It would be interesting to see how the chassis would handle a higher-spec tyre, and see if that is all it needs to take the car to another level on the track.
Generally I ran the car in track mode which automatically limits stability control intervention and although the car was moving around a lot, I always felt in control.
On the road I never had any major interference but could imagine that it would be useful in the wet. My biggest complaint was the ABS as mentioned earlier, but this was only at full attack on the track.
There are a lot of good points here, I really liked how easy it was to adjust or customise performance settings on the wheel and how clearly the settings were displayed.
The wheel is a good size and I like having the Alcantara cloth, which adds that race car vibe.
The way you can adjust the dash and display to what you like is a big bonus and for me as well as being really nice and clear on the track. The seating left a little to be desired, the car I drove had the standard seats and I am sure the optional sport seats would be much better.
I felt like I wasn’t ‘in the seat’ and was moving around too much, I also found it hard to position myself relative to the dash and felt a little too on top of the car and not in it.
The race track we use for testing is Queensland Raceway (you can read more about the track and layout here).
It’s worth calling out we took the A45 S to the track on two occasions. The first time was with higher ambient temperatures, while the second time it was a much cooler day that likely better suited the Mercedes-Benz for track use.
There was a clear difference on our two separate days and I feel like the second outing more clearly represented the car’s potential. The car is seriously quick and can be enjoyed on the track for a few laps.

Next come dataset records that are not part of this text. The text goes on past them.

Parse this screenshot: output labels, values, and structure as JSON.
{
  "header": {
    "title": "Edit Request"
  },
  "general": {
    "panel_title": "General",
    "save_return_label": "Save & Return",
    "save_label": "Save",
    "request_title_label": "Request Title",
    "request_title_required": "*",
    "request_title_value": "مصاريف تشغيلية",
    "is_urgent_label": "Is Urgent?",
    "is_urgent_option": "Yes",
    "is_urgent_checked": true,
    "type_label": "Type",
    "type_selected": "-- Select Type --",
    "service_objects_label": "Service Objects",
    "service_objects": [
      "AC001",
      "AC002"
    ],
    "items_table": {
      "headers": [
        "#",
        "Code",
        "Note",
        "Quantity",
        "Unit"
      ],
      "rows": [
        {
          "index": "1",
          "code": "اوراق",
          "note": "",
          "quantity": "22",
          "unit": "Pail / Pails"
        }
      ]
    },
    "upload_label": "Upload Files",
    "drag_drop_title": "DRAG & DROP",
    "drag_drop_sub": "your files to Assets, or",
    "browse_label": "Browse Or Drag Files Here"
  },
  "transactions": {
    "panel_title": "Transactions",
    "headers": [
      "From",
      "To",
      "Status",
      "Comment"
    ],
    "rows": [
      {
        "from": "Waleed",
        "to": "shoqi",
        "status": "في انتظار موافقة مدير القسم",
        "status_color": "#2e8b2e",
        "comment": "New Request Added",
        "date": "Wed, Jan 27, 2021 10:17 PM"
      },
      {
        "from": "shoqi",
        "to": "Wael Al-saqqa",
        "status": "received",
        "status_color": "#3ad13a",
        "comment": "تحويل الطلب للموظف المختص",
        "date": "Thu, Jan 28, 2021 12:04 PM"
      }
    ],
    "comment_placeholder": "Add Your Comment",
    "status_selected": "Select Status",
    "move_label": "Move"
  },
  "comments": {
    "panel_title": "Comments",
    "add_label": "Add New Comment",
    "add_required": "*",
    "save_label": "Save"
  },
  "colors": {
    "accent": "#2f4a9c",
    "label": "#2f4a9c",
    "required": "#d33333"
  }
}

It doesn’t have an issue with doing multiple laps, but if you want to set a time, make sure you nail that first lap.
On our first outing, we consistently set 59.1-second lap times, while during our second outing the times were consistently around a second faster at 58.1 seconds.
- Make sure you don’t over-commit on the entry, so you can make the most of the power and traction on exit.
- Although it moves around, don’t be afraid, it won’t bite.
- You are going to win some drag races… enjoy.
CarExpert Performance Reviews are brought to you by former World Rally Championship and current Rallycross driver Chris Atkinson.